Here's the thing that makes Sam Lipsyte special: He reaches somewhere deep inside of you and finds the thing that you most hate about yourself, like the time you bullied the one kid in high school who was somehow buried even deeper in the social strata than you, or that one afternoon when you said something cruel to someone you love just so you could exult in your capacity to be cruel, or when you look at something small and gentle that depends on you for life and all you can do is barely choke back bile and shoot streams of venom from your eye sockets, and then he shows that moment to you with the clarity and brutal honesty of a makeup mirror under fluorescent lights. Lipsyte's fiction makes you find the funny thing about the darkest moment, the thing that you never told anyone about. It's not a cathartic kind of laughter that cleanses and absolves the spirit, but it's not the wounded kind of throaty, guttural chuckle that drags you down, either. It's something else. It's recognition.
Get a load of this, from Lipsyte's new short-story collection, The Fun Parts, describing a failed poet named Tovah having an intensely private experience:
Now she was thirty-six and in one eating spree had become a vile sack of fat and rot. In her vision of herself she was not even obese, but more like a bloated carcass gaffed from a lake. There on the couch, her belly flopped over her jeans, the new chin she'd acquired in about five hours damp and rashy, rank scents curled from her pores and, especially, from her crotch, whenever she tugged at her waistband to ease the ache...she felt slimy, garbage-juice sexy. Her hand jerked inside her underwear for relief... Tovah's legal pad, upon which she'd written only the title of her poem, "Needing the Wood," slid to the carpet. Her fountain pen, caught against an embroidered yellow pillow, impaled it.
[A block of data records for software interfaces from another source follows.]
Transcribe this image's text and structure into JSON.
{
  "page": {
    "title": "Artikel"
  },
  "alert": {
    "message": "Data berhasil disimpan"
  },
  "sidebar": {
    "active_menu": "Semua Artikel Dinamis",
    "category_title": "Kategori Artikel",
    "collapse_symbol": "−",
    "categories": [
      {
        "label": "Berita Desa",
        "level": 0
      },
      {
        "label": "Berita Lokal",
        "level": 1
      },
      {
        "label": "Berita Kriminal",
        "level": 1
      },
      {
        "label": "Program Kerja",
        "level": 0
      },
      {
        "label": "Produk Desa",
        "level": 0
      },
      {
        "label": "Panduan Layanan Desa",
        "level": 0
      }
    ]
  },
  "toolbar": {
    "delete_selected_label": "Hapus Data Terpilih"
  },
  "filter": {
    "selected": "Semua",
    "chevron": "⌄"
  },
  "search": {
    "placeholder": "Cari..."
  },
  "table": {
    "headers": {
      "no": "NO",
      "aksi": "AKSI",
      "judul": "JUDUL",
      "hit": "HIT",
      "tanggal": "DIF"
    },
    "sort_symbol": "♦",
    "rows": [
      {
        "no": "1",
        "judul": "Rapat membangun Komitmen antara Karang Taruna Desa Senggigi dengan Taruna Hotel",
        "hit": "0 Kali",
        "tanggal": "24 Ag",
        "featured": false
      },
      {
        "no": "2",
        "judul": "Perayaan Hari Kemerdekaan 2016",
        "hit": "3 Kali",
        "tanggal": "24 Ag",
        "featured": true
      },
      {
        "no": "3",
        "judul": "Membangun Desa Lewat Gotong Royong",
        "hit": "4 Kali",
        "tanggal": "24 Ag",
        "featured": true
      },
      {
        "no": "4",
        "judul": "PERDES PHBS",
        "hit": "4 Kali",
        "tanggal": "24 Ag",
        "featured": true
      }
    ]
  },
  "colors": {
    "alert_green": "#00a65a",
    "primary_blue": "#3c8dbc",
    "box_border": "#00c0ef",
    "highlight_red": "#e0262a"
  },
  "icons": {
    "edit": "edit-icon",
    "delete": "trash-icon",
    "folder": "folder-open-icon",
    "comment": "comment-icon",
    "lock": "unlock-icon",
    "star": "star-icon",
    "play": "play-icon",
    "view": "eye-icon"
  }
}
It's an awful image, a woman hate-fucking herself at a time when self-loathing turns the corner and runs smack into self-love and topples over and starts humping without a second thought. Then, read this description of a newborn child, as told by a delusional male doula who is not at all good at his job:
Picture a red onion with a mouth that isn't even a mouth, but more some kind of incredibly loud air horn used by Satan to signal his peons to mop up all the infernal poop and gunk that spills forth from his fiery pan-gendered holes as he gives birth to every evil in the world. It's a lot to picture, I know, and some of it isn't a picture at all, but you get the idea.
One of the more compelling theories of depression—and in Seattle, in the beginning of March, everyone tends to develop a lot of theories about depression—indicates that negative thoughts spread like a cancer and rig your brain and your eyes and your ears to accept only garbage inside, a self-fulfilling prophecy of awfulness. Psychiatrist David D. Burns's Feeling Good: The New Mood Therapy—which is really, honestly, the only self-help book you'll ever need—suggests that the best path out of the cacophony caused by these skipping emotional records is to think good thoughts, to reason your way free from the darkness.
Art can't do that for you.
But what great art can do is show you the darkness in all of its complexity, shining a light on our worst thoughts and revealing them as not the all-powerful bogeymen we believe them to be, but rather as human moments that are just as silly and small and, yes, funny, as any other human moment we experience. What Lipsyte does better than anyone is this: He gives our worst selves back to us with just enough of a distance that they don't seem quite so terrible, so unforgivable, so omnipotent anymore.